[Records excerpted from a collection]
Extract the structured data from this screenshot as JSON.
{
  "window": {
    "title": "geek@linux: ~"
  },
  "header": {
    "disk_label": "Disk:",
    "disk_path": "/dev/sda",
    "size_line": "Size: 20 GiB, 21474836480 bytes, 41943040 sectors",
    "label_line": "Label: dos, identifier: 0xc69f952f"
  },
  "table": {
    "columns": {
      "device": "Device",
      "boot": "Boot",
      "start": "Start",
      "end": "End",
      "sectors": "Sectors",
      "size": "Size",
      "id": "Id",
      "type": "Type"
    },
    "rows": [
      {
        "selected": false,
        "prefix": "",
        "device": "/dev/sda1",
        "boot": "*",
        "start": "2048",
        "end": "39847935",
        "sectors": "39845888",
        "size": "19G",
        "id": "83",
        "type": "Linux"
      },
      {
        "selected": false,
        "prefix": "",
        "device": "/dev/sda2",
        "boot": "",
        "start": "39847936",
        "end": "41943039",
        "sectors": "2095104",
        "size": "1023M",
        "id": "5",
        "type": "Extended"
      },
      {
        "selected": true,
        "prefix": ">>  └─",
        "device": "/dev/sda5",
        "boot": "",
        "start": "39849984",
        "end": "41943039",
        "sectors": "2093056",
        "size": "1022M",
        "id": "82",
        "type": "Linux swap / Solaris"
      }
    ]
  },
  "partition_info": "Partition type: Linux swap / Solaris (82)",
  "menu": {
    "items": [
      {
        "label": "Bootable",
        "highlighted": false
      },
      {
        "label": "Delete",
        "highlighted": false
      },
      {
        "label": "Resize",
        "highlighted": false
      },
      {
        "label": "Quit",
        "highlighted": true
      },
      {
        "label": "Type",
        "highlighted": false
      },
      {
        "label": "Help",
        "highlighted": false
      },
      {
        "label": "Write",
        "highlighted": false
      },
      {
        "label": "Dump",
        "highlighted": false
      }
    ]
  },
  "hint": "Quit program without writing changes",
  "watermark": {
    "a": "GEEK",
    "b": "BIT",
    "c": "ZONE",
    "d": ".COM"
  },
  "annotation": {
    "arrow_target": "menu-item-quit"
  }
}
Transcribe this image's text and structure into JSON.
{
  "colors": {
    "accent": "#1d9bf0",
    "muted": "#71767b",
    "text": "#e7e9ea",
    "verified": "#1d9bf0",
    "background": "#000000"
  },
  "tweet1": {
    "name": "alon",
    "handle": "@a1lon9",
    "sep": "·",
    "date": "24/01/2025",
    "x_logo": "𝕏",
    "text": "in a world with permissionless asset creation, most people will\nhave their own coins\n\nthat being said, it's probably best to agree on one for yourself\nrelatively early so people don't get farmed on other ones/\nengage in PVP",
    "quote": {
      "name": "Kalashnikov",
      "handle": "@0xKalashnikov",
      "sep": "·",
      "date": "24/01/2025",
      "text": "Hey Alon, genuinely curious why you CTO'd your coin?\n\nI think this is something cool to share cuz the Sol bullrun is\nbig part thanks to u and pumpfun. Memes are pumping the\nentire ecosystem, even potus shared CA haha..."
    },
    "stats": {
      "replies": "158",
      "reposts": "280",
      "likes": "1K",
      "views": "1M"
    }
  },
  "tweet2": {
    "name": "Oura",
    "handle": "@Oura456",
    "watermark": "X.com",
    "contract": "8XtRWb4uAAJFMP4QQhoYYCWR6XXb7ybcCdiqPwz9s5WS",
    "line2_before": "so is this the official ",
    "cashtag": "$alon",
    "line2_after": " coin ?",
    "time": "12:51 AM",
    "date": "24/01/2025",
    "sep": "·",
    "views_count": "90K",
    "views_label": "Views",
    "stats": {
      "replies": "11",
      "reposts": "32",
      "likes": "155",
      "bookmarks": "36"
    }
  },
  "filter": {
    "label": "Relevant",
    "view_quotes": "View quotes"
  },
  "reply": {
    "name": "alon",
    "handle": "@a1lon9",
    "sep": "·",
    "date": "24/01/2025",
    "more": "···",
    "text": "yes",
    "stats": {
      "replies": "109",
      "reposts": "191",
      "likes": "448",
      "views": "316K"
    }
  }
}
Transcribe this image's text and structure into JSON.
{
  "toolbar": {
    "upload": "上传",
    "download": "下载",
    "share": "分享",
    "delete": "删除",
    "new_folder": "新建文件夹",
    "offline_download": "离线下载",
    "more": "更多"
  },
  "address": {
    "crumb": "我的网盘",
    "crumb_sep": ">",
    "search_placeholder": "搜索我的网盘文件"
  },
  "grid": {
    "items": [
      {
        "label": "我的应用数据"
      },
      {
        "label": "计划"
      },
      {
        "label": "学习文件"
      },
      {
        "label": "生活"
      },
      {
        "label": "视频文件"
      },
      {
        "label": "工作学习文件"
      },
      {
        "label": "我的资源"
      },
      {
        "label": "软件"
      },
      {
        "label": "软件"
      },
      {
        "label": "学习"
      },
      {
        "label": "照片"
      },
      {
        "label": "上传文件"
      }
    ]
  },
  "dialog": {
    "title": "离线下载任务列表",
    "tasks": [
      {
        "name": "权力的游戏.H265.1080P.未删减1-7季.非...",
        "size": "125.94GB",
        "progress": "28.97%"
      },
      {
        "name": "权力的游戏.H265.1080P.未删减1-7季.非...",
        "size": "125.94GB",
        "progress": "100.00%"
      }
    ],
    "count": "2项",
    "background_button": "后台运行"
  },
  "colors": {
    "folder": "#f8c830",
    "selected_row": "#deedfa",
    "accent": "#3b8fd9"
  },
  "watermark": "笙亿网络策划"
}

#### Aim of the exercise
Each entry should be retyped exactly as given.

#### Solution for this task
Extract the structured data from this screenshot as JSON.
{
  "window": {
    "title": "geek@linux: ~"
  },
  "header": {
    "disk_label": "Disk:",
    "disk_path": "/dev/sda",
    "size_line": "Size: 20 GiB, 21474836480 bytes, 41943040 sectors",
    "label_line": "Label: dos, identifier: 0xc69f952f"
  },
  "table": {
    "columns": {
      "device": "Device",
      "boot": "Boot",
      "start": "Start",
      "end": "End",
      "sectors": "Sectors",
      "size": "Size",
      "id": "Id",
      "type": "Type"
    },
    "rows": [
      {
        "selected": false,
        "prefix": "",
        "device": "/dev/sda1",
        "boot": "*",
        "start": "2048",
        "end": "39847935",
        "sectors": "39845888",
        "size": "19G",
        "id": "83",
        "type": "Linux"
      },
      {
        "selected": false,
        "prefix": "",
        "device": "/dev/sda2",
        "boot": "",
        "start": "39847936",
        "end": "41943039",
        "sectors": "2095104",
        "size": "1023M",
        "id": "5",
        "type": "Extended"
      },
      {
        "selected": true,
        "prefix": ">>  └─",
        "device": "/dev/sda5",
        "boot": "",
        "start": "39849984",
        "end": "41943039",
        "sectors": "2093056",
        "size": "1022M",
        "id": "82",
        "type": "Linux swap / Solaris"
      }
    ]
  },
  "partition_info": "Partition type: Linux swap / Solaris (82)",
  "menu": {
    "items": [
      {
        "label": "Bootable",
        "highlighted": false
      },
      {
        "label": "Delete",
        "highlighted": false
      },
      {
        "label": "Resize",
        "highlighted": false
      },
      {
        "label": "Quit",
        "highlighted": true
      },
      {
        "label": "Type",
        "highlighted": false
      },
      {
        "label": "Help",
        "highlighted": false
      },
      {
        "label": "Write",
        "highlighted": false
      },
      {
        "label": "Dump",
        "highlighted": false
      }
    ]
  },
  "hint": "Quit program without writing changes",
  "watermark": {
    "a": "GEEK",
    "b": "BIT",
    "c": "ZONE",
    "d": ".COM"
  },
  "annotation": {
    "arrow_target": "menu-item-quit"
  }
}
Transcribe this image's text and structure into JSON.
{
  "colors": {
    "accent": "#1d9bf0",
    "muted": "#71767b",
    "text": "#e7e9ea",
    "verified": "#1d9bf0",
    "background": "#000000"
  },
  "tweet1": {
    "name": "alon",
    "handle": "@a1lon9",
    "sep": "·",
    "date": "24/01/2025",
    "x_logo": "𝕏",
    "text": "in a world with permissionless asset creation, most people will\nhave their own coins\n\nthat being said, it's probably best to agree on one for yourself\nrelatively early so people don't get farmed on other ones/\nengage in PVP",
    "quote": {
      "name": "Kalashnikov",
      "handle": "@0xKalashnikov",
      "sep": "·",
      "date": "24/01/2025",
      "text": "Hey Alon, genuinely curious why you CTO'd your coin?\n\nI think this is something cool to share cuz the Sol bullrun is\nbig part thanks to u and pumpfun. Memes are pumping the\nentire ecosystem, even potus shared CA haha..."
    },
    "stats": {
      "replies": "158",
      "reposts": "280",
      "likes": "1K",
      "views": "1M"
    }
  },
  "tweet2": {
    "name": "Oura",
    "handle": "@Oura456",
    "watermark": "X.com",
    "contract": "8XtRWb4uAAJFMP4QQhoYYCWR6XXb7ybcCdiqPwz9s5WS",
    "line2_before": "so is this the official ",
    "cashtag": "$alon",
    "line2_after": " coin ?",
    "time": "12:51 AM",
    "date": "24/01/2025",
    "sep": "·",
    "views_count": "90K",
    "views_label": "Views",
    "stats": {
      "replies": "11",
      "reposts": "32",
      "likes": "155",
      "bookmarks": "36"
    }
  },
  "filter": {
    "label": "Relevant",
    "view_quotes": "View quotes"
  },
  "reply": {
    "name": "alon",
    "handle": "@a1lon9",
    "sep": "·",
    "date": "24/01/2025",
    "more": "···",
    "text": "yes",
    "stats": {
      "replies": "109",
      "reposts": "191",
      "likes": "448",
      "views": "316K"
    }
  }
}
Transcribe this image's text and structure into JSON.
{
  "toolbar": {
    "upload": "上传",
    "download": "下载",
    "share": "分享",
    "delete": "删除",
    "new_folder": "新建文件夹",
    "offline_download": "离线下载",
    "more": "更多"
  },
  "address": {
    "crumb": "我的网盘",
    "crumb_sep": ">",
    "search_placeholder": "搜索我的网盘文件"
  },
  "grid": {
    "items": [
      {
        "label": "我的应用数据"
      },
      {
        "label": "计划"
      },
      {
        "label": "学习文件"
      },
      {
        "label": "生活"
      },
      {
        "label": "视频文件"
      },
      {
        "label": "工作学习文件"
      },
      {
        "label": "我的资源"
      },
      {
        "label": "软件"
      },
      {
        "label": "软件"
      },
      {
        "label": "学习"
      },
      {
        "label": "照片"
      },
      {
        "label": "上传文件"
      }
    ]
  },
  "dialog": {
    "title": "离线下载任务列表",
    "tasks": [
      {
        "name": "权力的游戏.H265.1080P.未删减1-7季.非...",
        "size": "125.94GB",
        "progress": "28.97%"
      },
      {
        "name": "权力的游戏.H265.1080P.未删减1-7季.非...",
        "size": "125.94GB",
        "progress": "100.00%"
      }
    ],
    "count": "2项",
    "background_button": "后台运行"
  },
  "colors": {
    "folder": "#f8c830",
    "selected_row": "#deedfa",
    "accent": "#3b8fd9"
  },
  "watermark": "笙亿网络策划"
}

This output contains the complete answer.